Anna Till (AT) and Barbara Lubich (BL) are two of 21 artists* who are conducting a research residency at TANZPAKT Dresden this year. On the ships of the Sächsische Dampfschifffahrt they wanted to do research on the topic of “time”. Then Corona came and the ships stopped sailing for the time being. They talked about their research with Christoph Bovermann, artistic production coordination TANZPAKT Dresden, and Karin Hildebrand (KH), managing director of Sächsische Dampfschifffahrt.
At the residencies of TANZPAKT Dresden, artists* meet partner institutions to conduct research on a specific topic. This was and is an experiment for all of us. What expectations did you start the project with?
KH: I had no expectations at first, but when I heard about the project, I found it very exciting and wanted to know where it might lead.
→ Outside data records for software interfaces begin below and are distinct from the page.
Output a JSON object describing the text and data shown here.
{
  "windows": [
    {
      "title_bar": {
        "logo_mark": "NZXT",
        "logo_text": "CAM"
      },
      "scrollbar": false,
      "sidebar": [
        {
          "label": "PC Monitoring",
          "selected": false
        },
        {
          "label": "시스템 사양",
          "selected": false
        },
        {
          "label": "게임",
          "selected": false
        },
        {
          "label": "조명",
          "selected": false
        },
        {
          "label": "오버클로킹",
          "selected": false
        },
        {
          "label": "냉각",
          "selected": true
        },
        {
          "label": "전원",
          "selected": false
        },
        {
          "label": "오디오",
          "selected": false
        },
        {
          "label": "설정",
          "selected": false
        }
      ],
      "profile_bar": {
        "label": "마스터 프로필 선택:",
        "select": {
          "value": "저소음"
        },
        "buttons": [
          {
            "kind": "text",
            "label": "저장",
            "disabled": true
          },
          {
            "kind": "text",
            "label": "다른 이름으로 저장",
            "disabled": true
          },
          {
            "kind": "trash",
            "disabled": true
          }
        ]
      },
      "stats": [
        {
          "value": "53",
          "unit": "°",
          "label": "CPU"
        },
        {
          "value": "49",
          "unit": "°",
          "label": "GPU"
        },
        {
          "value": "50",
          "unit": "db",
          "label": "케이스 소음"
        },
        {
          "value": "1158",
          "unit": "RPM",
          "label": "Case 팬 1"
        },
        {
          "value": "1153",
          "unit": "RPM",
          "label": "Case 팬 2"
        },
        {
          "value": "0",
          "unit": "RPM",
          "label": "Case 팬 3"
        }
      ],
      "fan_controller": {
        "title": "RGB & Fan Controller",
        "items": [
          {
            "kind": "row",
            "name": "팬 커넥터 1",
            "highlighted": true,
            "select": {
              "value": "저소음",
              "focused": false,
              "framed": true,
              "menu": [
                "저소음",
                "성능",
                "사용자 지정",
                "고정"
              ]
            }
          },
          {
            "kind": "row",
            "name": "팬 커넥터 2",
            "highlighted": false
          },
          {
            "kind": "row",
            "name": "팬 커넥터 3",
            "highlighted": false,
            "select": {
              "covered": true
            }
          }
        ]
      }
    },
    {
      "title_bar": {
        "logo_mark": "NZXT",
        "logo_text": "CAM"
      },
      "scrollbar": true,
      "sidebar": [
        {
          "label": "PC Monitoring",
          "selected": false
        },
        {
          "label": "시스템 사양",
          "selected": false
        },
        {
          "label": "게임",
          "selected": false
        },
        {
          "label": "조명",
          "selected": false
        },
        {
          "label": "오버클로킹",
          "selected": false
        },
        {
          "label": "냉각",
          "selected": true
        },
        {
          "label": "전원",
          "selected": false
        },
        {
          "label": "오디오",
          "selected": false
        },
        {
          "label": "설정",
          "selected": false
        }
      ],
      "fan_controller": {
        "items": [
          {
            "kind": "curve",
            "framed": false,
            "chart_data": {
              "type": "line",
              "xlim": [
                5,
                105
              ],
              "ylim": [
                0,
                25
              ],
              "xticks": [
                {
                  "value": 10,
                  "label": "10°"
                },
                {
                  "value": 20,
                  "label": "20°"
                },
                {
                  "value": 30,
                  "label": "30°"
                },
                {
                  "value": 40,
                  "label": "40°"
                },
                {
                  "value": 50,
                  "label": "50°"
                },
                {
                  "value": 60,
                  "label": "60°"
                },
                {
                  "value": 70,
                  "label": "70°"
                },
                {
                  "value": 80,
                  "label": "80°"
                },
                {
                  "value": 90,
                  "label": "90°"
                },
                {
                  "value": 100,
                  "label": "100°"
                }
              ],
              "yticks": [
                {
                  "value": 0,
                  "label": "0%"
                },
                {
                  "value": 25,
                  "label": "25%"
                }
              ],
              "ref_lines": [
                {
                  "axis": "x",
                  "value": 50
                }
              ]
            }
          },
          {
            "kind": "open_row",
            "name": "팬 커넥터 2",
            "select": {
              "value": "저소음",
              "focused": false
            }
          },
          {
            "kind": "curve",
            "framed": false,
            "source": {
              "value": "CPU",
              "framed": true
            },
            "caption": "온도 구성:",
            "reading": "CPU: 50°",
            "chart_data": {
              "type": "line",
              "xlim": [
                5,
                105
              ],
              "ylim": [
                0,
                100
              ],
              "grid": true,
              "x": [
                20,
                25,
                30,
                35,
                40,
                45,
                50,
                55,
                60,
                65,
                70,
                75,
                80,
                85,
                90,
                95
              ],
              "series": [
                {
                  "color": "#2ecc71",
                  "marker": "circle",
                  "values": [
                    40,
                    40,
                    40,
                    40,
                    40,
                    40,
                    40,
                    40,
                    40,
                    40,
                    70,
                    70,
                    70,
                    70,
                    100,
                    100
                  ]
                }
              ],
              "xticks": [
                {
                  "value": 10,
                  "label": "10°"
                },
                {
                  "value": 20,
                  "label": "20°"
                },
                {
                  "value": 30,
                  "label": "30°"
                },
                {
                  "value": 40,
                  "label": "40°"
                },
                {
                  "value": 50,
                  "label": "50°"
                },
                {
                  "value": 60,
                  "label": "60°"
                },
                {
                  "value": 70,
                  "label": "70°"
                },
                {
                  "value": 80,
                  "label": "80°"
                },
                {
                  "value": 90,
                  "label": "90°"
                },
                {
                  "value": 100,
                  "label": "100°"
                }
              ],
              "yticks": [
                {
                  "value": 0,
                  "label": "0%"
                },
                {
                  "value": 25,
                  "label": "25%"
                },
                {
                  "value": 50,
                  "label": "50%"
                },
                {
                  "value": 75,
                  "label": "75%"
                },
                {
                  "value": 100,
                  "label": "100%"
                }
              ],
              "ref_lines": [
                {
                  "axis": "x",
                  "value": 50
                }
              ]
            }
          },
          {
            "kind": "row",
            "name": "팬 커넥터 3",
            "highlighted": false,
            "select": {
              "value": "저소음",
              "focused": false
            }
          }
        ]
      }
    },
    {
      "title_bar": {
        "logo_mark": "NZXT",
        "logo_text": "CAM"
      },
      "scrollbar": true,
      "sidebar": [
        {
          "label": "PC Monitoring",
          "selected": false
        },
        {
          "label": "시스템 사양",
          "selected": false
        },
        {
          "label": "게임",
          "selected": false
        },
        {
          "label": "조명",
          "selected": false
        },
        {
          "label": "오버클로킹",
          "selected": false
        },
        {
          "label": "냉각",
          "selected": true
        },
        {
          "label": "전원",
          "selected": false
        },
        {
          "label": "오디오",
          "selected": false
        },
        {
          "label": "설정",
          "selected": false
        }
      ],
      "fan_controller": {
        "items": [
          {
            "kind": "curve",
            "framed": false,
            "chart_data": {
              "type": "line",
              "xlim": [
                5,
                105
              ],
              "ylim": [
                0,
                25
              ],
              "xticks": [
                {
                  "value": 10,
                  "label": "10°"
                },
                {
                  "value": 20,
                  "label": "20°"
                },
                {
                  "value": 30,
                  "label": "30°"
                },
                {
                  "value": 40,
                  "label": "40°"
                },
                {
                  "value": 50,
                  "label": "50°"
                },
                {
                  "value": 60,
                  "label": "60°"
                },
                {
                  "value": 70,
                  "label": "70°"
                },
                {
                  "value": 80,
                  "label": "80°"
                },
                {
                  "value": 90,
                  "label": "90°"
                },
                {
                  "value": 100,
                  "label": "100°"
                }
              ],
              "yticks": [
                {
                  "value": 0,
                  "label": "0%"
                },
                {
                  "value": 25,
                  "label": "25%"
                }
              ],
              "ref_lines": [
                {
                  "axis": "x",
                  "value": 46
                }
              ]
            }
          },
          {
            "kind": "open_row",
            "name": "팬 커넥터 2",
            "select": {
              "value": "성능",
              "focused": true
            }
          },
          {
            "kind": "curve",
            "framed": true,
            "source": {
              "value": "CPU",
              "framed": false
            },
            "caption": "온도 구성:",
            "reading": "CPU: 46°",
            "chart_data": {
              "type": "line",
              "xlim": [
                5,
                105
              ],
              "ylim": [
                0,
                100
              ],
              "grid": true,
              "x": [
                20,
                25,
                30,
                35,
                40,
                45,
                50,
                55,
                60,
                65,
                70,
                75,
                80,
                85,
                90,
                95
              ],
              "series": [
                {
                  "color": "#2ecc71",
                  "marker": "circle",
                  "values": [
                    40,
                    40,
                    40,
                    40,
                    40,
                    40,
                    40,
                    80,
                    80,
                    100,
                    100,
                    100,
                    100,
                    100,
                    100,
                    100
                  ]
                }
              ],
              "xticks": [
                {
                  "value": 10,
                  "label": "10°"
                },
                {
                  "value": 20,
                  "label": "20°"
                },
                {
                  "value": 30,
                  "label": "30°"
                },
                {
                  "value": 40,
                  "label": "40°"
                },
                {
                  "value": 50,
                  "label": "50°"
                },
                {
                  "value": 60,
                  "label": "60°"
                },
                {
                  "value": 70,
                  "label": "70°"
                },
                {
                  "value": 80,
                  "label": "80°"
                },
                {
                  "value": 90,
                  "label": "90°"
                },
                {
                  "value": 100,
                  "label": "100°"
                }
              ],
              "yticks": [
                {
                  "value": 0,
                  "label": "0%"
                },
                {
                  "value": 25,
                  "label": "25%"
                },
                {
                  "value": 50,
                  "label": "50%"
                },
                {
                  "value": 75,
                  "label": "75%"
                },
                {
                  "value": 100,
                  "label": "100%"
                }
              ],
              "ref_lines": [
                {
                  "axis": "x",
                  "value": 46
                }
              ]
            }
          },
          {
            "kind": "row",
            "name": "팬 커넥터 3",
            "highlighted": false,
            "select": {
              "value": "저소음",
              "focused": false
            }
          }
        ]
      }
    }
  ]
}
Under the changed conditions we had to find completely new ways and means. I thought this process was great.
BL: We had expected to spend a lot of time on the ships. We wanted to experience the flow of time, the flow of water. Then everything came completely different and we had an experience of time that didn’t just affect the people on the boat – suddenly the whole society was sitting in a boat and sharing extreme experiences with time. Nobody could get out of it.
How did the research topic “time” come about?
KH: For me, the subject of time is very exciting because time on a ship is completely different from time on land, regardless of whether it’s a steamboat, hotel or container ship. Unfortunately, we have to lure people to the ship with additional programs, even though shipping is a very special experience in itself. This time on the ship can simply be taken away.
BL: In our last work together (“parallel situation”, 2017) we dealt with capturing the moment and the possibility of remembering. Our new project “EXPERIENCING TIME or How to stand still?” focuses on the individual perception of time. Life span, impatience, aspects of efficiency, the relationship between working time and leisure time or the longing for a place outside of time measurement – the question of how to deal with time concerns everyone. We want to juxtapose everyday experiences of time with special experiences with time and give the audience the opportunity to enter a time hole.
How was the residency time for you?
KH: Originally I thought that I would be able to hand over the project to my staff* much faster. Due to the greatly changed circumstances, I suddenly had the capacity to deal with their artistic work and to accompany them a little bit. Together we could then improvise and find a new way for the project. I was really sucked into the project and I am grateful for that. This is also my life experience: You can plan a lot, but the plans usually never work out – you just have to stay flexible.
AT: The residence was really a luxury for us. The need for artistic research is often present, but there is no time, no money for it. It’s more likely to take place on the spur of the moment or in preparation for a project application. Now we had time to get involved in the Saxon Steamship Company. A partner who is not primarily based in the artistic field and who has given us completely new perspectives on our research topic.
What is the difference between artistic and scientific research?
BL: Perhaps science and art are not so far apart, but we have greater freedom in dealing with the research material. Our interest was in researching the individual perception of time and how we can reproduce or change it. We had many conversations and asked our interview partners very personal, even absurd questions. In contrast to a scientific approach, these questions were allowed to give direction.
AT: There is room for fantasy, for science fiction, for exaggeration and humor. Our research is not measured by scientific results, but follows our interest as artists.
What do you take with you from this time?
KH: The ships are a cultural asset, so I would like to see a lot more artistic activities taking place there. I hope that with this project we were able to stimulate reflection on the cultural use of the ships. Perhaps it will also open up new creative possibilities for some of our employees. However, the basis for this is that the ships are recognized as cultural assets. If I always have to generate income, I have neither the time nor the space to support such initiatives. But I find this question exciting: What else can we do with the ships?
In January 2021, the TANZPAKT residents and other choreographers from Saxony will meet at the Winter Academy in HELLERAU to reflect on the results of their residencies and to exchange ideas about artistic work processes. In autumn 2021 TANZPAKT Dresden will present ten world premieres in a major festival in HELLERAU and at the Villa Wigman.
Unter dem Schirm der Landeshauptstadt Dresden, Amt für Kultur und Denkmalschutz, kooperieren im „TANZPAKT Dresden“ der Verein Villa Wigman für TANZ und HELLERAU – Europäisches Zentrum der Künste. Gefördert von TANZPAKT Stadt-Land-Bund aus Mitteln der Beauftragten der Bundesregierung für Kultur und Medien, dem Sächsischen Staatsministerium für Wissenschaft und Kunst* sowie der Landeshauptstadt Dresden. Mit Dank an die Volker Homann Stiftung.
*Diese Maßnahme wird mitfinanziert durch Steuermittel auf der Grundlage des vom Sächsischen Landtag beschlossenen Haushaltes.